Task objective> Your job is to copy every record exactly.
╭─ Data under study
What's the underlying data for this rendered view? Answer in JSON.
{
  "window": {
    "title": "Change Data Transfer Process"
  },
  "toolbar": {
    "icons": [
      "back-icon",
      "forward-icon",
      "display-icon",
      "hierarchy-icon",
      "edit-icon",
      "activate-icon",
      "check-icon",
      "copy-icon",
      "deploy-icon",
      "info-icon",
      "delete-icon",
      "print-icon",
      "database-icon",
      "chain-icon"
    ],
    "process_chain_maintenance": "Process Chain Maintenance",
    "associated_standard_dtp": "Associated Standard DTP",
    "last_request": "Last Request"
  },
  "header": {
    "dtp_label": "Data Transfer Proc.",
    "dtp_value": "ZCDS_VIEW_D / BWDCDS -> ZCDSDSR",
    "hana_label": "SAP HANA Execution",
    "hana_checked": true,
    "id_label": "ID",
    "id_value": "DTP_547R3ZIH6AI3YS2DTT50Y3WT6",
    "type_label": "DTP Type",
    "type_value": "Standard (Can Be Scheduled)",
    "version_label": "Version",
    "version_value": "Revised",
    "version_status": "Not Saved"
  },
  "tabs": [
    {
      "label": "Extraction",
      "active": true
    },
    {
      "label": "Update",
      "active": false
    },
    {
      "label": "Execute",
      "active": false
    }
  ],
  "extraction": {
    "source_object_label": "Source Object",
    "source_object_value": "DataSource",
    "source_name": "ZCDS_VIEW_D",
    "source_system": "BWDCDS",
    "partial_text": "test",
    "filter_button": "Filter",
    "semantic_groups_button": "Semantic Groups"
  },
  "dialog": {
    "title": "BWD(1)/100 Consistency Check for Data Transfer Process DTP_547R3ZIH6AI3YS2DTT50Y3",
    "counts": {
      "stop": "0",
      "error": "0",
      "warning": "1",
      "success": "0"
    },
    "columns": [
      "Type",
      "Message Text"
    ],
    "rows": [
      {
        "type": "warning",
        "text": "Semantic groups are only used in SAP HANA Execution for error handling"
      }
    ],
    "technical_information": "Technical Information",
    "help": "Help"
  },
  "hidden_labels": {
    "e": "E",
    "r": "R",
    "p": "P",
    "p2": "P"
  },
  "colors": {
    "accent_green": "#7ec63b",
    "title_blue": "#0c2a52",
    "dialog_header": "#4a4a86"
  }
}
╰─
Response>
What's the underlying data for this rendered view? Answer in JSON.
{
  "window": {
    "title": "Change Data Transfer Process"
  },
  "toolbar": {
    "icons": [
      "back-icon",
      "forward-icon",
      "display-icon",
      "hierarchy-icon",
      "edit-icon",
      "activate-icon",
      "check-icon",
      "copy-icon",
      "deploy-icon",
      "info-icon",
      "delete-icon",
      "print-icon",
      "database-icon",
      "chain-icon"
    ],
    "process_chain_maintenance": "Process Chain Maintenance",
    "associated_standard_dtp": "Associated Standard DTP",
    "last_request": "Last Request"
  },
  "header": {
    "dtp_label": "Data Transfer Proc.",
    "dtp_value": "ZCDS_VIEW_D / BWDCDS -> ZCDSDSR",
    "hana_label": "SAP HANA Execution",
    "hana_checked": true,
    "id_label": "ID",
    "id_value": "DTP_547R3ZIH6AI3YS2DTT50Y3WT6",
    "type_label": "DTP Type",
    "type_value": "Standard (Can Be Scheduled)",
    "version_label": "Version",
    "version_value": "Revised",
    "version_status": "Not Saved"
  },
  "tabs": [
    {
      "label": "Extraction",
      "active": true
    },
    {
      "label": "Update",
      "active": false
    },
    {
      "label": "Execute",
      "active": false
    }
  ],
  "extraction": {
    "source_object_label": "Source Object",
    "source_object_value": "DataSource",
    "source_name": "ZCDS_VIEW_D",
    "source_system": "BWDCDS",
    "partial_text": "test",
    "filter_button": "Filter",
    "semantic_groups_button": "Semantic Groups"
  },
  "dialog": {
    "title": "BWD(1)/100 Consistency Check for Data Transfer Process DTP_547R3ZIH6AI3YS2DTT50Y3",
    "counts": {
      "stop": "0",
      "error": "0",
      "warning": "1",
      "success": "0"
    },
    "columns": [
      "Type",
      "Message Text"
    ],
    "rows": [
      {
        "type": "warning",
        "text": "Semantic groups are only used in SAP HANA Execution for error handling"
      }
    ],
    "technical_information": "Technical Information",
    "help": "Help"
  },
  "hidden_labels": {
    "e": "E",
    "r": "R",
    "p": "P",
    "p2": "P"
  },
  "colors": {
    "accent_green": "#7ec63b",
    "title_blue": "#0c2a52",
    "dialog_header": "#4a4a86"
  }
}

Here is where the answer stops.